## Task goal
Wherever a line in the records contains the word "JSON", return that line.

☆ ☆ ☆ ☆ ☆ ☆ ☆

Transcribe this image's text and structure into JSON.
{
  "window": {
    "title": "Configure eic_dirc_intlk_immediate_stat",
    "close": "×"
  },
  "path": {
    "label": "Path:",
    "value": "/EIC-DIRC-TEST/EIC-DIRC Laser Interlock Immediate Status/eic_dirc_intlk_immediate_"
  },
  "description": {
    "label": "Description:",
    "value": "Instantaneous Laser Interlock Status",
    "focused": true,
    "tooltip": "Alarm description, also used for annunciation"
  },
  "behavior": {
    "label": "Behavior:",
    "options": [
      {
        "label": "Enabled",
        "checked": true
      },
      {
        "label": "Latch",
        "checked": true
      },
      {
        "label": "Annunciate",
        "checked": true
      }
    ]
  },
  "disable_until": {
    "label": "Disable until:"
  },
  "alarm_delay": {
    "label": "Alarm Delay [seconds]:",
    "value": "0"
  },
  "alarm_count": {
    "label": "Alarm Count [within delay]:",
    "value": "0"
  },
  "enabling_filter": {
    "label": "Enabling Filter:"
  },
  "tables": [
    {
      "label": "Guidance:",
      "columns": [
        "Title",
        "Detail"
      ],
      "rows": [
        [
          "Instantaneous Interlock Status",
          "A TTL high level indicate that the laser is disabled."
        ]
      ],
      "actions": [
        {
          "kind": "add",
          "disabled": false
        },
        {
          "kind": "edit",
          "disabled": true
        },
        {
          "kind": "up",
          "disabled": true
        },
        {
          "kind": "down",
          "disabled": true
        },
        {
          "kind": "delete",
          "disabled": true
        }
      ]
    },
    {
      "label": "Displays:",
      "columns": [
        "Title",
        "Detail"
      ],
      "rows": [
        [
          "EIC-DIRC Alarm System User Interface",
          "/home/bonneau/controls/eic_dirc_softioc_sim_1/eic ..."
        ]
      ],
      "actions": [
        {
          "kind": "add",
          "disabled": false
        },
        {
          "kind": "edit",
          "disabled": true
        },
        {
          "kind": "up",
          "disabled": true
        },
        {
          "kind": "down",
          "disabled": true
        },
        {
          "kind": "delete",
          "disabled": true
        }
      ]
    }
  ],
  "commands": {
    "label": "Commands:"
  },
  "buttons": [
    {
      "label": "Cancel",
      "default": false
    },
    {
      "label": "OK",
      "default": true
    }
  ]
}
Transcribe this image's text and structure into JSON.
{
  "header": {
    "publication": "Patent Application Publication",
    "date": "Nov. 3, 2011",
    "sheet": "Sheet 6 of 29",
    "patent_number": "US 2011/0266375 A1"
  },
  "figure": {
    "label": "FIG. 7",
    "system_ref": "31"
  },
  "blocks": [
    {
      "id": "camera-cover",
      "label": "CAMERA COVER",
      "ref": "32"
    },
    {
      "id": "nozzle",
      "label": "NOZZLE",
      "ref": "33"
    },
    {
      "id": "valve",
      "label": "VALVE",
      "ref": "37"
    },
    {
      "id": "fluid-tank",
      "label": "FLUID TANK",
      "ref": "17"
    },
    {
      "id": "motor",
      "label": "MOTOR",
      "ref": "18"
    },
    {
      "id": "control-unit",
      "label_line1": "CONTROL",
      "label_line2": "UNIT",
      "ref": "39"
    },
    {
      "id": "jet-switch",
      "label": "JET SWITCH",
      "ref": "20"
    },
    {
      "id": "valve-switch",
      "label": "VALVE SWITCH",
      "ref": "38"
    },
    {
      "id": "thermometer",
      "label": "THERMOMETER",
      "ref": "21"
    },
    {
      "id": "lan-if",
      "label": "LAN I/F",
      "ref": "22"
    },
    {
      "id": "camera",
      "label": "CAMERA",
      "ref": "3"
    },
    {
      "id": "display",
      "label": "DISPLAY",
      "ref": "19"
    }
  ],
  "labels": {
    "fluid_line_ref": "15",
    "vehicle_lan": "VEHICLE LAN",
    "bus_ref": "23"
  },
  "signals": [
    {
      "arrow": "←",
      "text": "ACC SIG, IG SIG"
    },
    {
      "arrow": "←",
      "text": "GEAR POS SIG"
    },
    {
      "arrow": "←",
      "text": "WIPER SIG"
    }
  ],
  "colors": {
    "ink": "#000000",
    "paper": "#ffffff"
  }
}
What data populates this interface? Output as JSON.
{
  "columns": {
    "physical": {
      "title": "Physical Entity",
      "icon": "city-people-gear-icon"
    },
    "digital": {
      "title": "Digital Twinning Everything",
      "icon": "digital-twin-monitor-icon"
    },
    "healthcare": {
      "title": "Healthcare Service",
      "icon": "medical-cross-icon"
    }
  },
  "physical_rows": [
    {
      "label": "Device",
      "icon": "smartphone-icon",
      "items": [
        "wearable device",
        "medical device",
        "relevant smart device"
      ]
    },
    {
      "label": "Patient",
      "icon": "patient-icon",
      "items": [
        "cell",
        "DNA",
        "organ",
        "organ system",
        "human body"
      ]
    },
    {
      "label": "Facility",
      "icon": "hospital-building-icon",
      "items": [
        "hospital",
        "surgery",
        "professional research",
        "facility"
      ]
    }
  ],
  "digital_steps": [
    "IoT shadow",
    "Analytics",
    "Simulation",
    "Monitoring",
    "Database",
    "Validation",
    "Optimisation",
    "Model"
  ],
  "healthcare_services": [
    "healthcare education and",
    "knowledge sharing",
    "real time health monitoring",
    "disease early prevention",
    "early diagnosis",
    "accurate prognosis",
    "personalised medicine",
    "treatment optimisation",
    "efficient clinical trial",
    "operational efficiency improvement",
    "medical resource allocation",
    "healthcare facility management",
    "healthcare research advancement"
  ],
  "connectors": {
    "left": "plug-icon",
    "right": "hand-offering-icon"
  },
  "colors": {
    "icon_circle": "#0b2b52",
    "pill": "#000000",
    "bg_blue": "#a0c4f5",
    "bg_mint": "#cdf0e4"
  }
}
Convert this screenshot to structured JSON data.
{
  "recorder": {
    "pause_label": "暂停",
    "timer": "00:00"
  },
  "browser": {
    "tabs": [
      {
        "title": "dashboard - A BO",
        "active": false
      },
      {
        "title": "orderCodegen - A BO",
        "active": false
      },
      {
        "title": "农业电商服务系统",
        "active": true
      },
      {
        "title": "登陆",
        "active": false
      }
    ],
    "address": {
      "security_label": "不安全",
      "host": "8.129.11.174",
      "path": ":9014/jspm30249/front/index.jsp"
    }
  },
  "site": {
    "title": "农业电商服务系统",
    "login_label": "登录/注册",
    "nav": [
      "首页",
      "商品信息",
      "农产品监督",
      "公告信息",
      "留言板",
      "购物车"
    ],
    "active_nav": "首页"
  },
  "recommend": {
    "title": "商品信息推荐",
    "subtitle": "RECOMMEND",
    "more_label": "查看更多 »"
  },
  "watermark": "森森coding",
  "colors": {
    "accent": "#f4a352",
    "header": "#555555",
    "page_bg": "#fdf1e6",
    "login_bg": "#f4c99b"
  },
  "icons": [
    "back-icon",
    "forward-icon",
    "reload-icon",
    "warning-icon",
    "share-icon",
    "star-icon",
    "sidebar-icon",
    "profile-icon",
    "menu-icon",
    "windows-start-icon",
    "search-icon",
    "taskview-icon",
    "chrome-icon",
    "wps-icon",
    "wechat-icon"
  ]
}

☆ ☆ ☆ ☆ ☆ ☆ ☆

## Reply to the exercise
Transcribe this image's text and structure into JSON.
Transcribe this image's text and structure into JSON.
What data populates this interface? Output as JSON.
Convert this screenshot to structured JSON data.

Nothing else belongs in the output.